San Jose, Calif., is just a piece of a very big March Madness pie. But in the eight teams that gathered there for second- and third-round games this week, you could see the undeniable trend in big-time college basketball globalization.
Rosters from schools as geographically diverse as Syracuse, New Mexico State and California featured athletes from Senegal, France, Canada, South Africa, Croatia, Sudan.
But it's the University of Oregon with a groundbreaker — from Iran.
SIMON: Madness, sheer Madness. Two-seed Georgetown ousted by the Florida Gulf Coast Eagles; that's a school, not an endangered species. And Harvard shows New Mexico that their $30 billion endowment can be used to recruit some good basketball players, too. But maybe no team in sports is more dominant than the Golden Gophers of Minnesota - women's hockey.
From NPR News, this is ALL THINGS CONSIDERED. I'm Melissa Block.
ROBERT SIEGEL, HOST:
And I'm Robert Siegel. Former NFL quarterback Drew Bledsoe has been a lot of places since his glory days with the New England Patriots. He went on to play for Buffalo and Dallas and in his retirement, he returned to his hometown of Walla Walla, Washington, where he founded a winery.
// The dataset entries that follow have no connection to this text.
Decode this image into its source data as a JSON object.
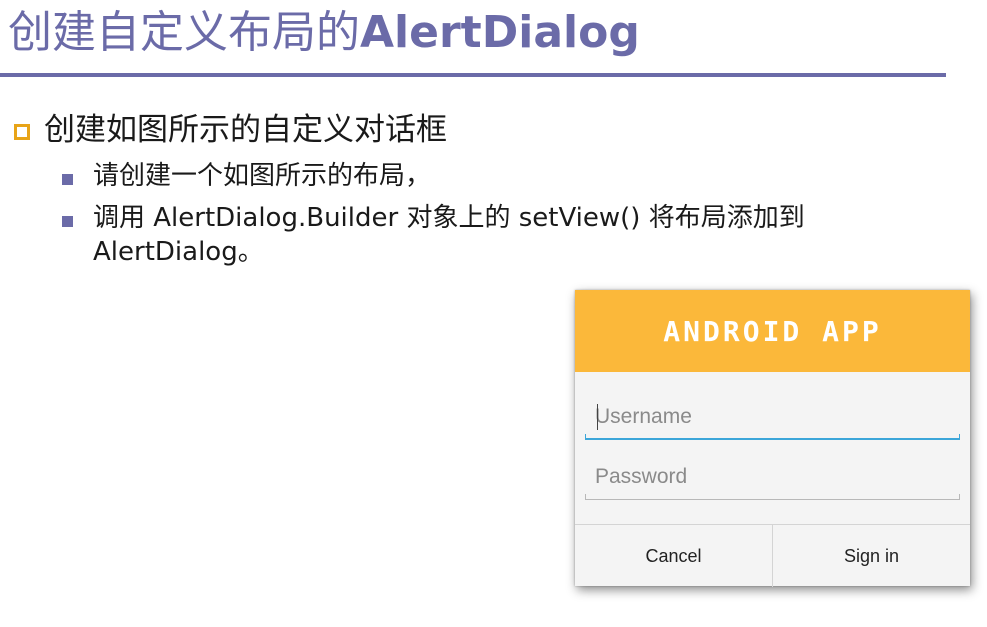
{
  "slide": {
    "title_cn": "创建自定义布局的",
    "title_en": "AlertDialog",
    "level1": "创建如图所示的自定义对话框",
    "level2": [
      {
        "text": "请创建一个如图所示的布局，"
      },
      {
        "text": "调用 AlertDialog.Builder 对象上的 setView() 将布局添加到",
        "line2": "AlertDialog。"
      }
    ]
  },
  "dialog": {
    "app_title": "ANDROID APP",
    "username_placeholder": "Username",
    "password_placeholder": "Password",
    "cancel_label": "Cancel",
    "signin_label": "Sign in"
  },
  "colors": {
    "title": "#6b6ba8",
    "bullet_l1": "#e8a418",
    "bullet_l2": "#6b6ba8",
    "dialog_header": "#fbb83a",
    "focus_underline": "#3ca6d9"
  }
}
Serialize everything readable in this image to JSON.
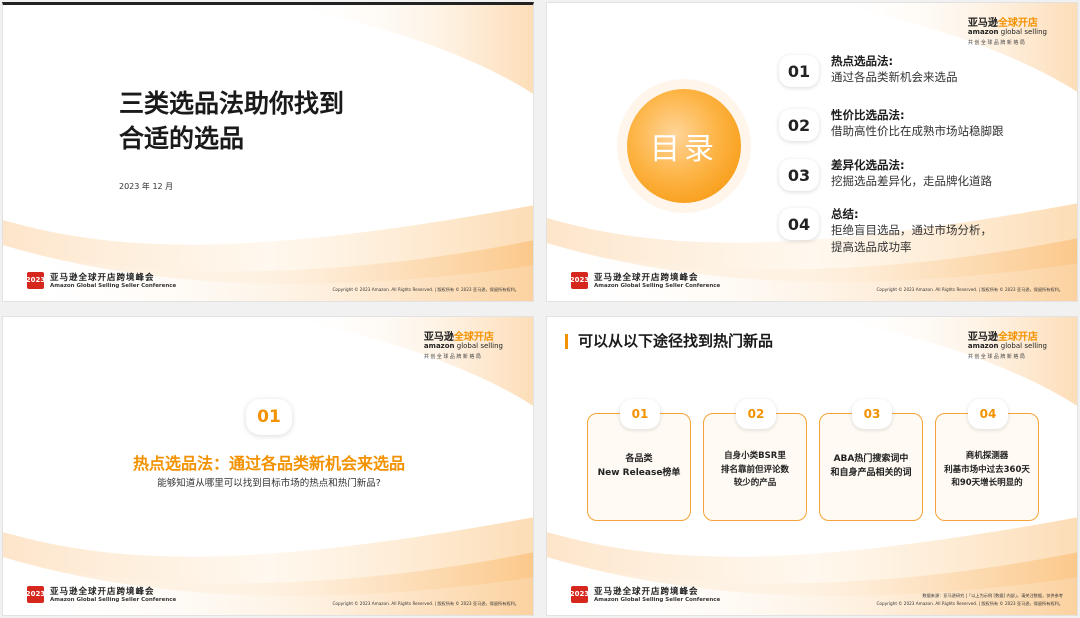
{
  "footer": {
    "seal_text": "2023",
    "cn": "亚马逊全球开店跨境峰会",
    "en": "Amazon Global Selling Seller Conference",
    "copyright": "Copyright © 2023 Amazon. All Rights Reserved. | 版权所有 © 2023 亚马逊，保留所有权利。"
  },
  "brand": {
    "part1": "亚马逊",
    "part2": "全球开店",
    "line2_a": "amazon",
    "line2_b": " global selling",
    "tagline": "共创全球品牌新格局"
  },
  "colors": {
    "accent": "#f39200",
    "seal": "#d6271f"
  },
  "slide1": {
    "title_line1": "三类选品法助你找到",
    "title_line2": "合适的选品",
    "date": "2023 年 12 月"
  },
  "slide2": {
    "circle_label": "目录",
    "items": [
      {
        "num": "01",
        "heading": "热点选品法:",
        "desc": "通过各品类新机会来选品"
      },
      {
        "num": "02",
        "heading": "性价比选品法:",
        "desc": "借助高性价比在成熟市场站稳脚跟"
      },
      {
        "num": "03",
        "heading": "差异化选品法:",
        "desc": "挖掘选品差异化，走品牌化道路"
      },
      {
        "num": "04",
        "heading": "总结:",
        "desc": "拒绝盲目选品，通过市场分析，",
        "desc2": "提高选品成功率"
      }
    ]
  },
  "slide3": {
    "num": "01",
    "title": "热点选品法：通过各品类新机会来选品",
    "subtitle": "能够知道从哪里可以找到目标市场的热点和热门新品?"
  },
  "slide4": {
    "title": "可以从以下途径找到热门新品",
    "cards": [
      {
        "num": "01",
        "text": "各品类\nNew Release榜单"
      },
      {
        "num": "02",
        "text": "自身小类BSR里\n排名靠前但评论数\n较少的产品"
      },
      {
        "num": "03",
        "text": "ABA热门搜索词中\n和自身产品相关的词"
      },
      {
        "num": "04",
        "text": "商机探测器\n利基市场中过去360天\n和90天增长明显的"
      }
    ],
    "source": "数据来源：亚马逊研究 |「以上为示例 [数据] 内部」，请关注数据，仅供参考"
  }
}
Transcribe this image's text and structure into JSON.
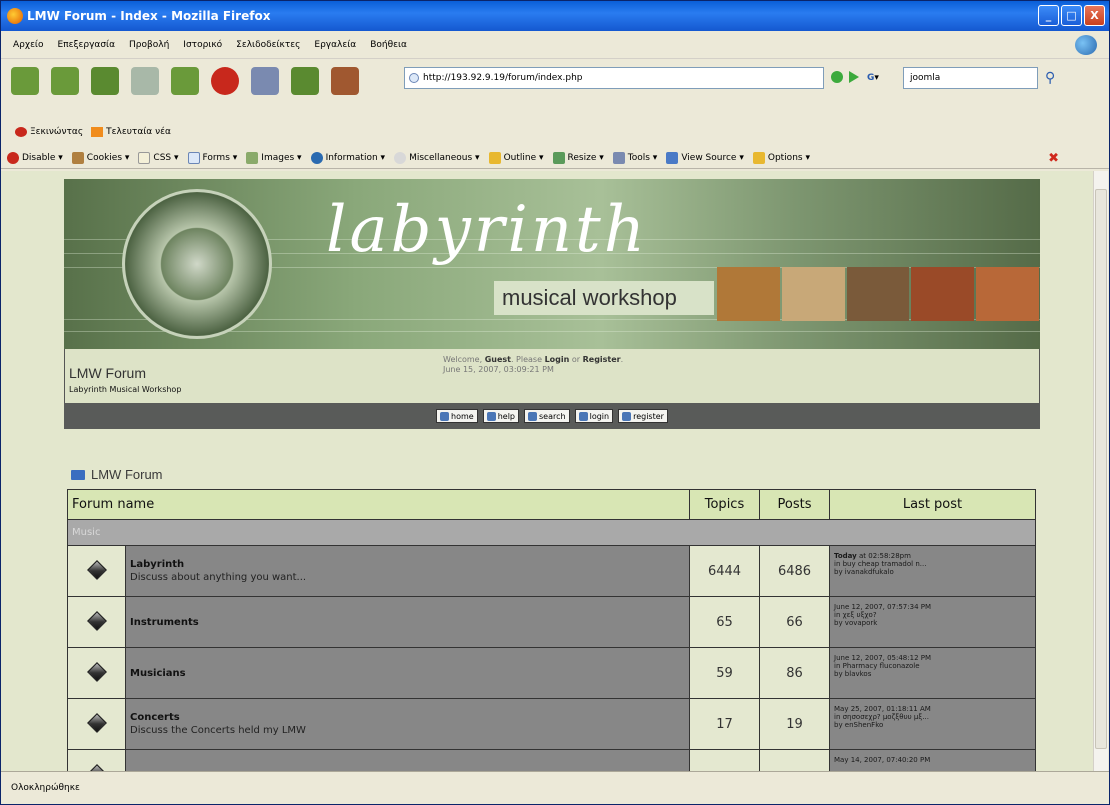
{
  "window": {
    "title": "LMW Forum - Index - Mozilla Firefox",
    "controls": {
      "minimize": "_",
      "maximize": "□",
      "close": "X"
    }
  },
  "menu": [
    "Αρχείο",
    "Επεξεργασία",
    "Προβολή",
    "Ιστορικό",
    "Σελιδοδείκτες",
    "Εργαλεία",
    "Βοήθεια"
  ],
  "navbar": {
    "url": "http://193.92.9.19/forum/index.php",
    "search_engine": "G",
    "search_text": "joomla"
  },
  "bookmarks": [
    {
      "label": "Ξεκινώντας"
    },
    {
      "label": "Τελευταία νέα"
    }
  ],
  "devtoolbar": [
    "Disable",
    "Cookies",
    "CSS",
    "Forms",
    "Images",
    "Information",
    "Miscellaneous",
    "Outline",
    "Resize",
    "Tools",
    "View Source",
    "Options"
  ],
  "banner": {
    "logo": "labyrinth",
    "logo_sub": "musical workshop"
  },
  "header": {
    "forum_title": "LMW Forum",
    "forum_subtitle": "Labyrinth Musical Workshop",
    "welcome_prefix": "Welcome, ",
    "guest": "Guest",
    "please": ". Please ",
    "login": "Login",
    "or": " or ",
    "register": "Register",
    "period": ".",
    "date": "June 15, 2007, 03:09:21 PM"
  },
  "forum_menu": [
    "home",
    "help",
    "search",
    "login",
    "register"
  ],
  "breadcrumb": "LMW Forum",
  "table": {
    "headers": {
      "name": "Forum name",
      "topics": "Topics",
      "posts": "Posts",
      "last": "Last post"
    },
    "category": "Music",
    "rows": [
      {
        "name": "Labyrinth",
        "desc": "Discuss about anything you want...",
        "topics": "6444",
        "posts": "6486",
        "last1": "Today",
        "last1b": " at 02:58:28pm",
        "last2": "in buy cheap tramadol n...",
        "last3": "by ivanakdfukalo"
      },
      {
        "name": "Instruments",
        "desc": "",
        "topics": "65",
        "posts": "66",
        "last1": "",
        "last1b": "June 12, 2007, 07:57:34 PM",
        "last2": "in χεξ υξχο?",
        "last3": "by vovapork"
      },
      {
        "name": "Musicians",
        "desc": "",
        "topics": "59",
        "posts": "86",
        "last1": "",
        "last1b": "June 12, 2007, 05:48:12 PM",
        "last2": "in Pharmacy fluconazole",
        "last3": "by blavkos"
      },
      {
        "name": "Concerts",
        "desc": "Discuss the Concerts held my LMW",
        "topics": "17",
        "posts": "19",
        "last1": "",
        "last1b": "May 25, 2007, 01:18:11 AM",
        "last2": "in σησοσεχρ? μοζξθυυ μξ...",
        "last3": "by enShenFko"
      },
      {
        "name": "",
        "desc": "",
        "topics": "",
        "posts": "",
        "last1": "",
        "last1b": "May 14, 2007, 07:40:20 PM",
        "last2": "",
        "last3": ""
      }
    ]
  },
  "status": "Ολοκληρώθηκε"
}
Bledsoe has not forgotten his New England fans. In fact, he wants people in Massachusetts to be able to buy his wine and, for that matter, other wines online.
Whoever first said history repeats itself probably never expected Harvard to win a game in the NCAA men's basketball tournament. It's never happened before. The Ivy League school was a number 14 seed, which is about as low as you'd expect, and the Crimson stunned number three seed, New Mexico, 68-62 - nor was it the only upset yesterday. Let's hear about some of the other games, starting with NPR's Tom Goldman in San Jose, California.
MIKE PESCA, BYLINE: And I'm Mike Pesca in Lexington, Kentucky where Marquette, Louisville, Butler and Colorado State all advanced. That was the big story for sure, but there was something else that had all the players talking. Other than the memories of a lifetime and the chance to keep living their dreams and all that, there was - as Jamil Wilson pointed out to this Marquette teammate Vander Blue - this amazing room they just walked by in the hallway.
JAMIL WILSON: It was, like, nuts. And me and Vander were, like, yo, we gotta see the locker room.
This is ALL THINGS CONSIDERED from NPR News. I'm Melissa Block.
ROBERT SIEGEL, HOST:
And I'm Robert Siegel. The first full day of March Madness is upon us. Half of the field of 64 men's college basketball teams have played or are currently playing today. NPR's Mike Pesca is in Lexington, Kentucky, one of the early round sites for the NCAA tournament and he joins us. Hi, Mike.
For baseball fans, spring training is a time for renewed hopes and a reminder that winter is almost over. But for the major league teams and Arizona and Florida communities, spring training is big business. In Florida, 1.5 million fans attend spring training games with an estimated $750 million annual economic impact, and the state is working to keep the teams from fleeing.